▶ [Your task]: Pick out each line in these entries that contains the string "Десерты".

<<<<

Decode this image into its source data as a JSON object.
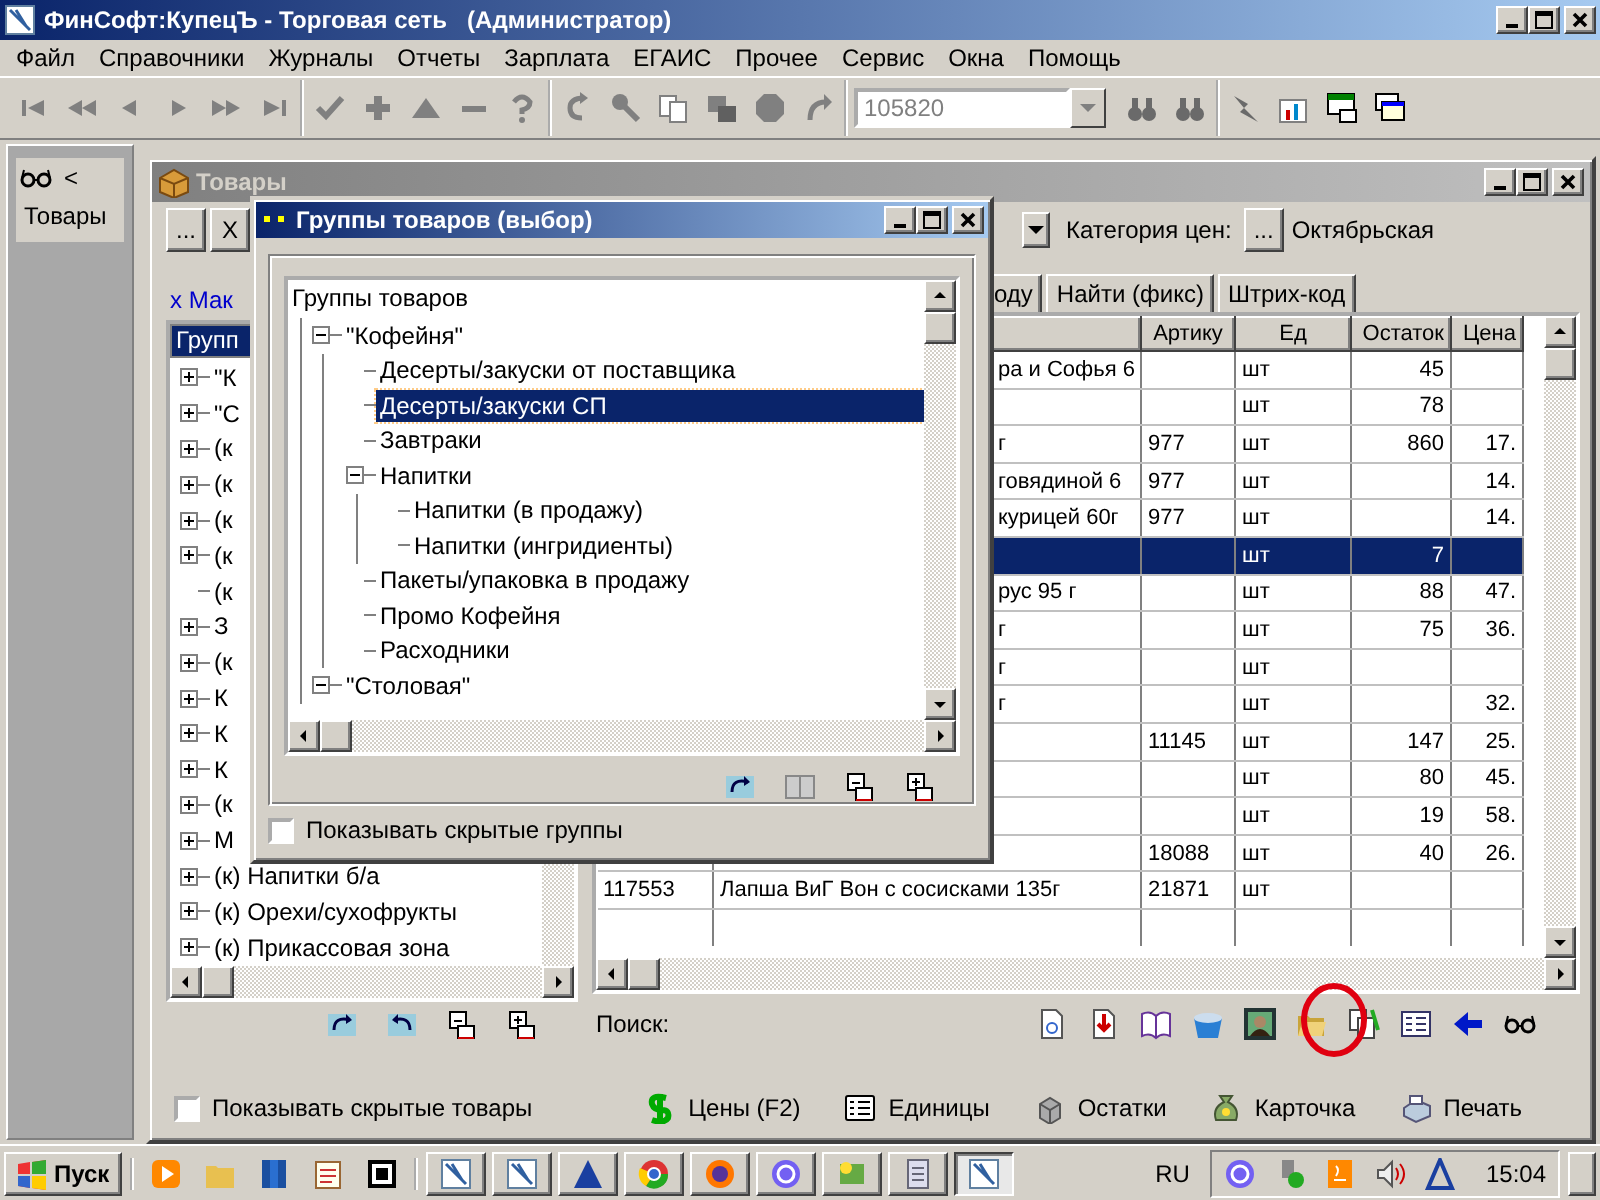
{
  "window": {
    "title": "ФинСофт:КупецЪ - Торговая сеть   (Администратор)"
  },
  "menu": [
    "Файл",
    "Справочники",
    "Журналы",
    "Отчеты",
    "Зарплата",
    "ЕГАИС",
    "Прочее",
    "Сервис",
    "Окна",
    "Помощь"
  ],
  "toolbar": {
    "search_value": "105820"
  },
  "side_panel": {
    "collapse": "<",
    "label": "Товары"
  },
  "goods_window": {
    "title": "Товары",
    "top_buttons": [
      "...",
      "X"
    ],
    "price_category_label": "Категория цен:",
    "price_category_button": "...",
    "price_category": "Октябрьская",
    "filter": "x Мак",
    "groups_header": "Групп",
    "groups": [
      {
        "label": "\"К",
        "expandable": true,
        "expanded": false,
        "selected": false
      },
      {
        "label": "\"С",
        "expandable": true,
        "expanded": false,
        "selected": false
      },
      {
        "label": "(к",
        "expandable": true,
        "expanded": false,
        "selected": false
      },
      {
        "label": "(к",
        "expandable": true,
        "expanded": false,
        "selected": false
      },
      {
        "label": "(к",
        "expandable": true,
        "expanded": false,
        "selected": false
      },
      {
        "label": "(к",
        "expandable": true,
        "expanded": false,
        "selected": false
      },
      {
        "label": "(к",
        "expandable": false,
        "selected": false
      },
      {
        "label": "З",
        "expandable": true,
        "expanded": false,
        "selected": false
      },
      {
        "label": "(к",
        "expandable": true,
        "expanded": false,
        "selected": false
      },
      {
        "label": "К",
        "expandable": true,
        "expanded": false,
        "selected": false
      },
      {
        "label": "К",
        "expandable": true,
        "expanded": false,
        "selected": false
      },
      {
        "label": "К",
        "expandable": true,
        "expanded": false,
        "selected": false
      },
      {
        "label": "(к",
        "expandable": true,
        "expanded": false,
        "selected": false
      },
      {
        "label": "М",
        "expandable": true,
        "expanded": false,
        "selected": false
      },
      {
        "label": "(к) Напитки б/а",
        "expandable": true,
        "expanded": false,
        "selected": false
      },
      {
        "label": "(к) Орехи/сухофрукты",
        "expandable": true,
        "expanded": false,
        "selected": false
      },
      {
        "label": "(к) Прикассовая зона",
        "expandable": true,
        "expanded": false,
        "selected": false
      }
    ],
    "tabs": [
      {
        "label": "оду",
        "selected": false
      },
      {
        "label": "Найти (фикс)",
        "selected": false
      },
      {
        "label": "Штрих-код",
        "selected": false
      }
    ],
    "table": {
      "columns": [
        "Артику",
        "Ед",
        "Остаток",
        "Цена"
      ],
      "rows": [
        {
          "name": "ра и Софья 6",
          "unit": "шт",
          "stock": "45",
          "selected": false
        },
        {
          "unit": "шт",
          "stock": "78",
          "selected": false
        },
        {
          "name": "г",
          "article": "977",
          "unit": "шт",
          "stock": "860",
          "price": "17.",
          "selected": false
        },
        {
          "name": "говядиной 6",
          "article": "977",
          "unit": "шт",
          "price": "14.",
          "selected": false
        },
        {
          "name": "курицей 60г",
          "article": "977",
          "unit": "шт",
          "price": "14.",
          "selected": false
        },
        {
          "unit": "шт",
          "stock": "7",
          "selected": true
        },
        {
          "name": "рус 95 г",
          "unit": "шт",
          "stock": "88",
          "price": "47.",
          "selected": false
        },
        {
          "name": "г",
          "unit": "шт",
          "stock": "75",
          "price": "36.",
          "selected": false
        },
        {
          "name": "г",
          "unit": "шт",
          "selected": false
        },
        {
          "name": "г",
          "unit": "шт",
          "price": "32.",
          "selected": false
        },
        {
          "article": "11145",
          "unit": "шт",
          "stock": "147",
          "price": "25.",
          "selected": false
        },
        {
          "unit": "шт",
          "stock": "80",
          "price": "45.",
          "selected": false
        },
        {
          "unit": "шт",
          "stock": "19",
          "price": "58.",
          "selected": false
        },
        {
          "article": "18088",
          "unit": "шт",
          "stock": "40",
          "price": "26.",
          "selected": false
        },
        {
          "code": "117553",
          "name": "Лапша ВиГ Вон с сосисками 135г",
          "article": "21871",
          "unit": "шт",
          "selected": false
        }
      ]
    },
    "search_label": "Поиск:",
    "show_hidden": {
      "label": "Показывать скрытые товары",
      "checked": false
    },
    "actions": [
      "Цены (F2)",
      "Единицы",
      "Остатки",
      "Карточка",
      "Печать"
    ]
  },
  "dialog": {
    "title": "Группы товаров (выбор)",
    "root": "Группы товаров",
    "groups": [
      {
        "label": "\"Кофейня\"",
        "expandable": true,
        "expanded": true,
        "selected": false,
        "children": [
          {
            "label": "Десерты/закуски от поставщика",
            "expandable": false,
            "selected": false
          },
          {
            "label": "Десерты/закуски СП",
            "expandable": false,
            "selected": true
          },
          {
            "label": "Завтраки",
            "expandable": false,
            "selected": false
          },
          {
            "label": "Напитки",
            "expandable": true,
            "expanded": true,
            "selected": false,
            "children": [
              {
                "label": "Напитки (в продажу)",
                "expandable": false,
                "selected": false
              },
              {
                "label": "Напитки (ингридиенты)",
                "expandable": false,
                "selected": false
              }
            ]
          },
          {
            "label": "Пакеты/упаковка в продажу",
            "expandable": false,
            "selected": false
          },
          {
            "label": "Промо Кофейня",
            "expandable": false,
            "selected": false
          },
          {
            "label": "Расходники",
            "expandable": false,
            "selected": false
          }
        ]
      },
      {
        "label": "\"Столовая\"",
        "expandable": true,
        "expanded": true,
        "selected": false
      }
    ],
    "show_hidden": {
      "label": "Показывать скрытые группы",
      "checked": false
    }
  },
  "taskbar": {
    "start": "Пуск",
    "language": "RU",
    "clock": "15:04"
  }
}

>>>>

▶ [Exercise output]:
            "label": "Десерты/закуски от поставщика",
            "label": "Десерты/закуски СП",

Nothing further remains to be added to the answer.